Chances are you know someone with a Windows PC, and chances are you have heard them grumble about the latest piece of virus or spyware that has infected their machine. In the past, Macs were relatively free from these worries but over the last year or so there have been reports about malware targeting Macs. Now, there were a reported half a million Macs already infected by a piece of malware known as Flashback.
If you haven’t heard the news about Flashback yet, it’s a malware program that has been designed with the sole purpose of adding your computer to the ranks of its botnet—a network of computers under control of the creator of the trojan, that can be used for whatever nefarious purposes the malware creator deems fit.
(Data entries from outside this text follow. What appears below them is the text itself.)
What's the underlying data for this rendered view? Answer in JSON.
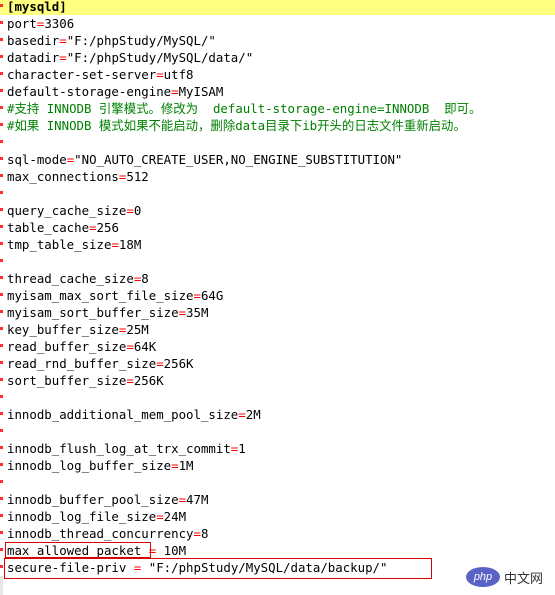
{
  "editor": {
    "lines": [
      "[mysqld]",
      "port=3306",
      "basedir=\"F:/phpStudy/MySQL/\"",
      "datadir=\"F:/phpStudy/MySQL/data/\"",
      "character-set-server=utf8",
      "default-storage-engine=MyISAM",
      "#支持 INNODB 引擎模式。修改为  default-storage-engine=INNODB  即可。",
      "#如果 INNODB 模式如果不能启动，删除data目录下ib开头的日志文件重新启动。",
      "",
      "sql-mode=\"NO_AUTO_CREATE_USER,NO_ENGINE_SUBSTITUTION\"",
      "max_connections=512",
      "",
      "query_cache_size=0",
      "table_cache=256",
      "tmp_table_size=18M",
      "",
      "thread_cache_size=8",
      "myisam_max_sort_file_size=64G",
      "myisam_sort_buffer_size=35M",
      "key_buffer_size=25M",
      "read_buffer_size=64K",
      "read_rnd_buffer_size=256K",
      "sort_buffer_size=256K",
      "",
      "innodb_additional_mem_pool_size=2M",
      "",
      "innodb_flush_log_at_trx_commit=1",
      "innodb_log_buffer_size=1M",
      "",
      "innodb_buffer_pool_size=47M",
      "innodb_log_file_size=24M",
      "innodb_thread_concurrency=8",
      "max_allowed_packet = 10M",
      "secure-file-priv = \"F:/phpStudy/MySQL/data/backup/\""
    ]
  },
  "watermark": {
    "logo_text": "php",
    "site_text": "中文网"
  },
  "colors": {
    "section_highlight": "#ffff80",
    "comment": "#008000",
    "operator": "#ff0000",
    "annotation_box": "#d80000"
  }
}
The real worrisome part is you could be infected and not even know it! The software doesn’t ask you for your password; it installs itself without any intervention from you. This type of “drive-by download” is most commonly found on the shadier corners of the Internet—the websites with 24/7 cams, free iPods because you are the 1,000,000th visitor, and especially sites that offer pirated softare.
Many are asking how this could happen due to the strong security inherent in Mac OS X. The answer is that, while Mac OS X itself is secure, the programs that run upon it may not be as stringent in their security measures. Runtime environments such as Java and Adobe Flash leave the user open to vulnerabilities, because each runtime environment functions as its own OS in a way; they allow code to be executed and it is this ability that is being exploited by Flashback. Flashback used a known vulnerability in Java to install itself on a user’s computer without any end-user interaction being required.
All is not lost, though, as Apple and a number of anti-virus vendors have already released tools that you can use to both check for and remove the malware.
If you desire even greater protection you should disable Java within your browser to prevent future attacks that may use similar exploits to infect your computer. MacPerformanceGuide has an excellent guide explaining how to disable Java in your browser as well as a selection of articles on how to setup your Apple computer for maximum security.
If you absolutely need Java, then be sure to run software update and apply the new patch from Apple that closes the vulnerability in Java that allowed Flashback to run in the first place. However, this is only available to Mac OS X 10.6.x and 10.7.x users; patches are not available for earlier versions.